There are far worse ways to get the attention of the US marketplace than by having one's products used in a room that gets voted "Best Sound of Show." Based on my time with the less-expensive one-box player from Orpheus Laboratories, as well as what I heard of the full-boat two-box version in San Francisco, Orpheus certainly should be on your shopping list if you plan to spend more than $5000 on a CD player, and don't need or want to play back high-resolution formats.
Footnote 2: For all this listening, I used Custom Power Cord Top Gun Series 2 power cords, the aforementioned Symposium Ultra Platform, interconnects and speaker cables from Wireworld and Nordost, amplifiers from Sugden (both integrated and separate) and Jeff Rowland (the new 302, more about which later), and speakers from Magnepan and Dali (the MMG and MS5, respectively, and more about both later).
Footnote 3: When I was first listening to the Zero, I noted that, when playing CDs whose music began with the first digital frame assigned to that track—at the "0 seconds" point—the Zero delayed a small fraction of a second before producing any sound. This chopped off the very first bit of the music on such CDs. I attributed this to some hangup in a digital mute that was failing to unmute in time. I informed Orpheus' press rep about it, and sure enough, once people listened for this phenomenon, they heard it. The unmute hangup would not be noticeable with discs that have some room tone or tape hiss after the track start and before the start of the music. All that was required was a software revision, and that was accomplished by mailing me a chip that was a drop-in replacement. Problem solved.

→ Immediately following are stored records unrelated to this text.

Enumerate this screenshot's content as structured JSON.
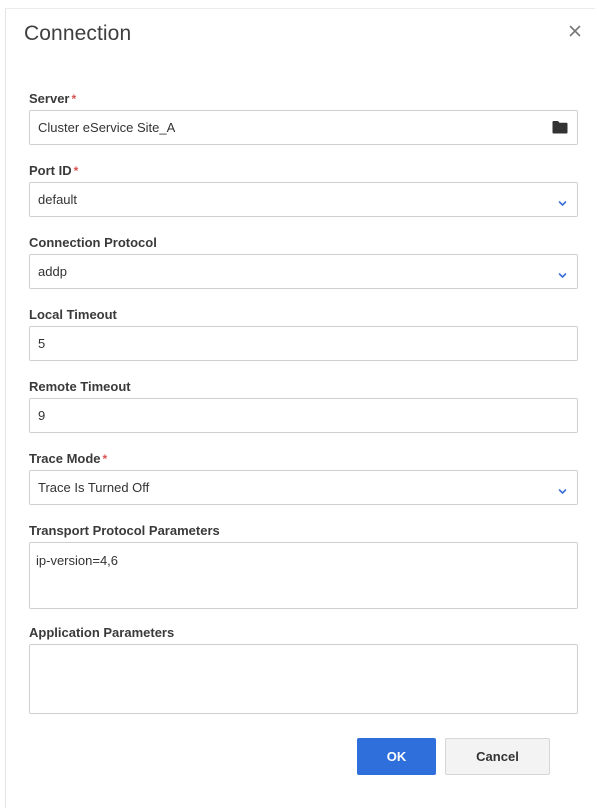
{
  "dialog": {
    "title": "Connection",
    "close_glyph": "×"
  },
  "fields": {
    "server": {
      "label": "Server",
      "required": "*",
      "value": "Cluster eService Site_A",
      "icon": "folder-icon"
    },
    "port_id": {
      "label": "Port ID",
      "required": "*",
      "value": "default"
    },
    "connection_protocol": {
      "label": "Connection Protocol",
      "value": "addp"
    },
    "local_timeout": {
      "label": "Local Timeout",
      "value": "5"
    },
    "remote_timeout": {
      "label": "Remote Timeout",
      "value": "9"
    },
    "trace_mode": {
      "label": "Trace Mode",
      "required": "*",
      "value": "Trace Is Turned Off"
    },
    "transport_protocol_parameters": {
      "label": "Transport Protocol Parameters",
      "value": "ip-version=4,6"
    },
    "application_parameters": {
      "label": "Application Parameters",
      "value": ""
    }
  },
  "buttons": {
    "ok_label": "OK",
    "cancel_label": "Cancel"
  },
  "colors": {
    "primary": "#2f6fdb",
    "required": "#d9534f",
    "chevron": "#3a6fd8"
  }
}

Footnote 4: I also listened to non-early music, such as Josh Groban's self-titled Euro-pop effort, J-Pop; Two Mix's Super Best Files 1995-1998; and even, in a fit of nostalgia, Boston's self-titled debut, during which I did see my Marianne walking away (except she never really was mine...).